In a stunning development, the North Carolina law widely derided as the "bathroom bill'' appeared to be on its way out after it tarnished the state's reputation, cost it scores of jobs and contributed to the Republican governor's narrow loss.
Democratic Gov.-elect Roy Cooper announced Monday that legislators will hold a special session to repeal the law known as HB2 that limits protections for LGBT people. Repealing the law would be a remarkable sign of cooperation for the incoming governor and the GOP-controlled legislature. Just last week, lawmakers called a special session and stripped Cooper of some of his authority when he takes office next month.
The moves started in the morning with the Charlotte City Council voting to undo its own local nondiscrimination law enacted in early 2016. It was that ordinance that Republicans blamed for the statewide law.
"Senate Leader Phil Berger and House Speaker Tim Moore assured me that as a result of Charlotte's vote, a special session will be called for Tuesday to repeal HB2 in full. I hope they will keep their word to me and with the help of Democrats in the legislature, HB2 will be repealed in full,'' Cooper said in a statement.

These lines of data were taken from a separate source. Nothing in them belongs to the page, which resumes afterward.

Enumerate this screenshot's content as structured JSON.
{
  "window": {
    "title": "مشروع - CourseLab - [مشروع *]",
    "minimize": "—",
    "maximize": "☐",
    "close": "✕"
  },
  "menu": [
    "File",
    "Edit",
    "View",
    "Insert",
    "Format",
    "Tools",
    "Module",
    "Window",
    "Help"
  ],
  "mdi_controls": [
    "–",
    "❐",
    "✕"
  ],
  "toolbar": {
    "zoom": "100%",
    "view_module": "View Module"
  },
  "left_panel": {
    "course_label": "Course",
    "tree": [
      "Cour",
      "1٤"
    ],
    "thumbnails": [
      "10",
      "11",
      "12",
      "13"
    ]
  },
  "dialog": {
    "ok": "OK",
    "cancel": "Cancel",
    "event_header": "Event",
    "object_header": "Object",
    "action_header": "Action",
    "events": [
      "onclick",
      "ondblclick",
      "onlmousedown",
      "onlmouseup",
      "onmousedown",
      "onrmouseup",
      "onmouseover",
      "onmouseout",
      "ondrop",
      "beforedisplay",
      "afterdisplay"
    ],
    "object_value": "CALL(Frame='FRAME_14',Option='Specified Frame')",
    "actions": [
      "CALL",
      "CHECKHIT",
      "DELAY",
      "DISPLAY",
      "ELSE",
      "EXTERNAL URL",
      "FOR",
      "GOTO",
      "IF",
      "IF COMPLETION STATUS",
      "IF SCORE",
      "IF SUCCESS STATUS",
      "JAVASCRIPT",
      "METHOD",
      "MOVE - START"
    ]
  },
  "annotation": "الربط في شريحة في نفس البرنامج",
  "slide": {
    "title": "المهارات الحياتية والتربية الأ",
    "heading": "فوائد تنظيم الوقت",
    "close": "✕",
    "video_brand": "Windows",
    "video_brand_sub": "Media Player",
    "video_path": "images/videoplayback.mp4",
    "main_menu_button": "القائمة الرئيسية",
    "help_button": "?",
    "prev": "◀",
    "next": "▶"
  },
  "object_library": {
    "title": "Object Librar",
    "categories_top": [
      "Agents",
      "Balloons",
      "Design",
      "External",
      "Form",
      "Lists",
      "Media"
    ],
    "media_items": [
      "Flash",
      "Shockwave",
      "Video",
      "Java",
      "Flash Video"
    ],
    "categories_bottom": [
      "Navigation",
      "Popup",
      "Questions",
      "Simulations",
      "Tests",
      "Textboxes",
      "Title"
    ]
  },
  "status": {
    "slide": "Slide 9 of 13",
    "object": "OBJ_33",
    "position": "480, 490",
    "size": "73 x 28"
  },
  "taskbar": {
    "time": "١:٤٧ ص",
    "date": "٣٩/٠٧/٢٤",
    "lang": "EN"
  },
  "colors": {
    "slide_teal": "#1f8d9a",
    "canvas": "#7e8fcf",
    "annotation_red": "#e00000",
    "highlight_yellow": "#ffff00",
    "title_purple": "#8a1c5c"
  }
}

Shortly after that statement, outgoing Republican Gov. Pat McCrory confirmed he would call lawmakers back to the Capitol in the final days of his term and accused Democrats of using the issue for political gain.
"This sudden reversal with little notice after the gubernatorial election sadly proves this entire issue originated by the political left was all about politics and winning the governor's race at the expense of Charlotte and our entire state,'' McCrory's statement said.

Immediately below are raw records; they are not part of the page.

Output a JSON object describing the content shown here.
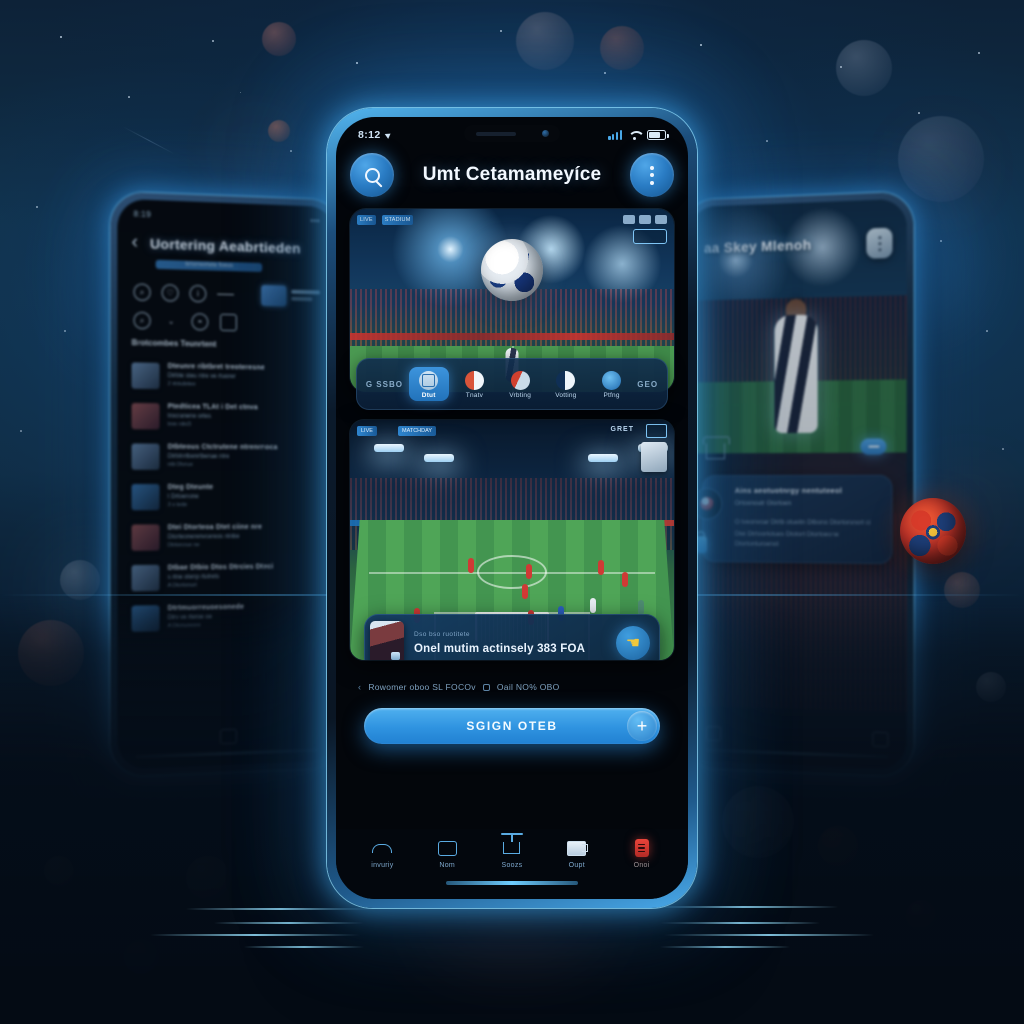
{
  "background": {
    "accent_blue": "#2f93e0",
    "deep_navy": "#0b2036",
    "glow_cyan": "#7fd2fa"
  },
  "center_phone": {
    "status_bar": {
      "time": "8:12",
      "location_icon": "location-arrow-icon",
      "signal_icon": "cellular-signal-icon",
      "wifi_icon": "wifi-icon",
      "battery_icon": "battery-icon"
    },
    "header": {
      "search_icon": "search-icon",
      "title": "Umt Cetamameyíce",
      "menu_icon": "kebab-menu-icon"
    },
    "hero_card": {
      "badges_left": [
        "LIVE",
        "STADIUM"
      ],
      "score_box_label": "",
      "ball_icon": "soccer-ball-icon"
    },
    "filter_strip": {
      "left_label": "G SSBO",
      "right_label": "GEO",
      "items": [
        {
          "label": "Dtut",
          "icon": "field-filter-icon",
          "active": true
        },
        {
          "label": "Tnatv",
          "icon": "half-red-circle-icon",
          "active": false
        },
        {
          "label": "Vrbting",
          "icon": "red-swirl-circle-icon",
          "active": false
        },
        {
          "label": "Votting",
          "icon": "half-dark-circle-icon",
          "active": false
        },
        {
          "label": "Ptfng",
          "icon": "blue-wave-circle-icon",
          "active": false
        }
      ]
    },
    "match_card": {
      "chip_left": "LIVE",
      "chip_left2": "MATCHDAY",
      "tag_right": "GRET",
      "preview_box": "mini-preview-icon"
    },
    "promo": {
      "subtitle": "Dso bso ruotitete",
      "title": "Onel mutim actinsely 383 FOA",
      "action_icon": "bookmark-hand-icon",
      "thumb_icon": "match-poster-thumbnail"
    },
    "promo_meta": {
      "caret": "‹",
      "text_left": "Rowomer oboo SL FOCOv",
      "text_right": "Oail NO% OBO"
    },
    "cta": {
      "label": "SGIGN OTEB",
      "plus_icon": "plus-icon"
    },
    "bottom_nav": [
      {
        "label": "invuriy",
        "icon": "home-icon",
        "active": false
      },
      {
        "label": "Nom",
        "icon": "card-icon",
        "active": false
      },
      {
        "label": "Soozs",
        "icon": "goal-post-icon",
        "active": false
      },
      {
        "label": "Oupt",
        "icon": "news-icon",
        "active": false
      },
      {
        "label": "Onoi",
        "icon": "alert-badge-icon",
        "active": true
      }
    ]
  },
  "left_phone": {
    "status_time": "8:19",
    "back_icon": "chevron-left-icon",
    "title": "Uortering Aeabrtieden",
    "subtitle_pill": "brtomeirtete foeus",
    "icon_row_1": [
      "search-icon",
      "heart-icon",
      "info-icon",
      "list-icon"
    ],
    "icon_row_2": [
      "search-icon",
      "chevron-down-icon",
      "drop-icon",
      "card-icon"
    ],
    "mini_card": {
      "title": "Dtuveamd",
      "subtitle": "rtnre rtoese"
    },
    "section_header": "Brotcombes Teunrtent",
    "list_items": [
      {
        "title": "Dteunre ribtbret treoteresne",
        "subtitle": "Dtrbte steu ntre ve rtuorer",
        "meta": "2 rtntubrtee"
      },
      {
        "title": "Ptedticea TLAt i Det ctnva",
        "subtitle": "trocranene ortes",
        "meta": "tnre rdn/3"
      },
      {
        "title": "Dtbteous Ctctrutene  ntrenrnoca",
        "subtitle": "Dtrbtnrtbenrtbenae ntre",
        "meta": "ntb Dtvrue"
      },
      {
        "title": "Dteg Dteunte",
        "subtitle": "t Drtoenone",
        "meta": "3 s tede"
      },
      {
        "title": "Dtei Dtorteoa Dtet ciine nre",
        "subtitle": "Dtorteonerenvcereos ntnbe",
        "meta": "Dtrtorcrue ne"
      },
      {
        "title": "Dtbae Dtbio Dtos Dtrcies Dteci",
        "subtitle": "s rtne otenp rtutrets",
        "meta": "A Dtortonurt"
      },
      {
        "title": "Dtrtmuorreuoesonede",
        "subtitle": "Dtrv ve rteroe oe",
        "meta": "A Dtonuovore"
      }
    ],
    "nav_icon": "card-icon"
  },
  "right_phone": {
    "title": "aa Skey Mlenoh",
    "menu_icon": "kebab-menu-icon",
    "chip_icon": "pill-chip-icon",
    "goal_icon": "goal-post-icon",
    "notification": {
      "avatar": "player-avatar",
      "title": "Ains aeotuotnrgy nentuteeol",
      "subtitle": "Ortoonoutr  Gtortoen",
      "body_line_1": "O tveonvoar Dtrtb otueitn Dtbono Dtortorsnort ci",
      "body_line_2": "Dtei Dtrtoortotues Dtotort Dtortoeone Dtortonturoenot"
    },
    "lock_icon": "lock-icon",
    "nav_icon": "card-icon"
  },
  "decor": {
    "floating_ball": "colorful-soccer-ball-decor",
    "bokeh_spheres": "bokeh-sphere-decor",
    "light_streaks": "light-streak-decor"
  }
}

HB2 requires transgender people to use restrooms corresponding with the sex on their birth certificate in many public buildings. It also excludes sexual orientation and gender identity from statewide antidiscrimination protections.
McCrory and lawmakers have defended the bathroom provisions as providing privacy and safety by keeping men out of women's restrooms. Opponents of the law call it discriminatory.
The Charlotte council's move is contingent on North Carolina legislators fully repealing HB2 by Dec. 31.
Representatives for Berger and Moore didn't immediately respond to messages seeking comment.
Since HB2 passed in March, North Carolina has suffered a backlash that has included companies declining to expand in the state and cancellations of rock concerts. The NCAA and ACC have also moved college sports events out of the state.
The law was also seen as a factor in McCrory's narrow loss to Cooper in the governor's race, even as fellow Republicans U.S. Sen. Richard Burr and President-elect Donald Trump won the state by comfortable margins. McCrory was the first sitting North Carolina governor elected to a four-year term to lose a re-election bid.
Republicans had long maintained that the statewide law was necessary to counteract the Charlotte ordinance that would have ensured transgender people's right to restrooms corresponding to their gender identities. The Charlotte measure was nullified by HB2. Republicans have said the ordinances' repeal was needed before they would consider getting rid of the statewide law.
In a statement after its vote, the Charlotte City Council said it remains committed to protecting all people's rights but that it was willing to take action with the state to "restore our collective reputation.''
"The Charlotte City Council recognizes the ongoing negative economic impact resulting from the passage of the City's Non-Discrimination Ordinance and the State's House Bill 2,'' the statement said.
The state was sued by the federal Justice Department and transgender residents over HB2, while McCrory, Berger and Moore went to court to defend it. Much of that litigation has been delayed while the U.S. Supreme Court hears a separate case from Virginia on transgender restroom access.